Please copy every line below that contains the string "structure".

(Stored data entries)
--

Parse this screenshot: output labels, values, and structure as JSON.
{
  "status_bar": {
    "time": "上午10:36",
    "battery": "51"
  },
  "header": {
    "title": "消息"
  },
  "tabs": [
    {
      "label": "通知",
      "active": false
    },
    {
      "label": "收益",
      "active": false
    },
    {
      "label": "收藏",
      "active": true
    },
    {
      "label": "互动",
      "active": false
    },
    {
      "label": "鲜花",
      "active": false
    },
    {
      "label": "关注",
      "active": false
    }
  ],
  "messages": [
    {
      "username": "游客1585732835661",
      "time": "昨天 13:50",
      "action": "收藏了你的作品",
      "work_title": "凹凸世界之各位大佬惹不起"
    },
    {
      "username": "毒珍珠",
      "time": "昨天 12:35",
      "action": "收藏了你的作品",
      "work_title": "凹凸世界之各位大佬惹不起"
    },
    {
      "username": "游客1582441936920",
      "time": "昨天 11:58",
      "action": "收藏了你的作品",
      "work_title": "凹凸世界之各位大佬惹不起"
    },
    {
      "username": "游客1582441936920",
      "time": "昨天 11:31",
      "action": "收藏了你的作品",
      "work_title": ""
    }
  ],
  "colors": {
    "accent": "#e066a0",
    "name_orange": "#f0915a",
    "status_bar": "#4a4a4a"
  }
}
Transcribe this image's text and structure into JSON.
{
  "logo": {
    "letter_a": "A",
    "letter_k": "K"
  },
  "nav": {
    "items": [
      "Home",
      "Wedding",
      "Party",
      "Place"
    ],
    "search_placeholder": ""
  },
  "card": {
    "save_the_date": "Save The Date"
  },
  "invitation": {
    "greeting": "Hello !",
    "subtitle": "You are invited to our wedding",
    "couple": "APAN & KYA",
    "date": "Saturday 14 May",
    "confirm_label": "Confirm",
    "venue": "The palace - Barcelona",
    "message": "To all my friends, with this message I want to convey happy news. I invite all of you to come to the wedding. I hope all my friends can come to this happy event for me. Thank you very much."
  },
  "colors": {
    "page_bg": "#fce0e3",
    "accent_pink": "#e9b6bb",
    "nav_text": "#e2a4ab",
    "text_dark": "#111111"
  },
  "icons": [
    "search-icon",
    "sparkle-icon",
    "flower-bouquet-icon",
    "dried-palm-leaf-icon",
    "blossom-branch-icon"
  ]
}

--

**Expected answer**
Parse this screenshot: output labels, values, and structure as JSON.
Transcribe this image's text and structure into JSON.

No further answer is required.